### Task to complete
State how many lines in the entries below hold the string "jointes", and give nothing besides that number.

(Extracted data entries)
╔══

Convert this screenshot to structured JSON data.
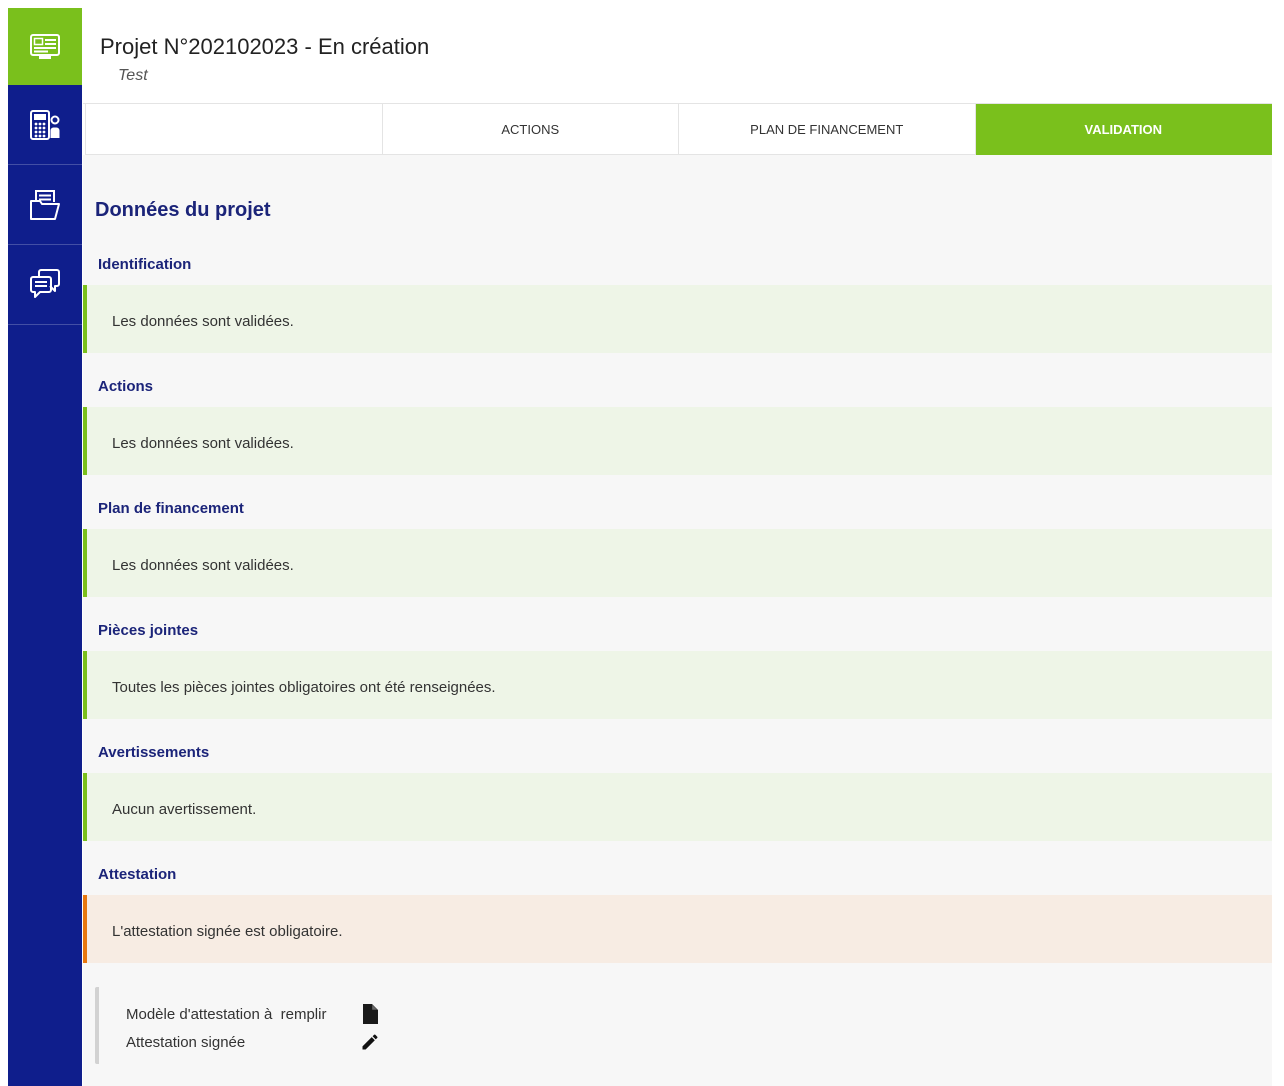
{
  "colors": {
    "sidebar": "#0f1e8c",
    "accent": "#7ac01c",
    "heading": "#1b2479",
    "text": "#333333"
  },
  "sidebar": {
    "items": [
      {
        "icon": "project-card-icon",
        "active": true
      },
      {
        "icon": "calculator-user-icon",
        "active": false
      },
      {
        "icon": "folder-document-icon",
        "active": false
      },
      {
        "icon": "chat-bubbles-icon",
        "active": false
      }
    ]
  },
  "header": {
    "title": "Projet N°202102023 - En création",
    "subtitle": "Test"
  },
  "tabs": [
    {
      "label": "",
      "active": false
    },
    {
      "label": "ACTIONS",
      "active": false
    },
    {
      "label": "PLAN DE FINANCEMENT",
      "active": false
    },
    {
      "label": "VALIDATION",
      "active": true
    }
  ],
  "content": {
    "heading": "Données du projet",
    "sections": [
      {
        "label": "Identification",
        "message": "Les données sont validées.",
        "bar_color": "#7ac01c",
        "bg_color": "#eef5e7"
      },
      {
        "label": "Actions",
        "message": "Les données sont validées.",
        "bar_color": "#7ac01c",
        "bg_color": "#eef5e7"
      },
      {
        "label": "Plan de financement",
        "message": "Les données sont validées.",
        "bar_color": "#7ac01c",
        "bg_color": "#eef5e7"
      },
      {
        "label": "Pièces jointes",
        "message": "Toutes les pièces jointes obligatoires ont été renseignées.",
        "bar_color": "#7ac01c",
        "bg_color": "#eef5e7"
      },
      {
        "label": "Avertissements",
        "message": "Aucun avertissement.",
        "bar_color": "#7ac01c",
        "bg_color": "#eef5e7"
      },
      {
        "label": "Attestation",
        "message": "L'attestation signée est obligatoire.",
        "bar_color": "#e8770f",
        "bg_color": "#f7ece3"
      }
    ],
    "attestation_links": {
      "template_label": "Modèle d'attestation à  remplir",
      "template_icon": "file-icon",
      "signed_label": "Attestation signée",
      "signed_icon": "pencil-icon"
    }
  }
}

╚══

### Task solution
2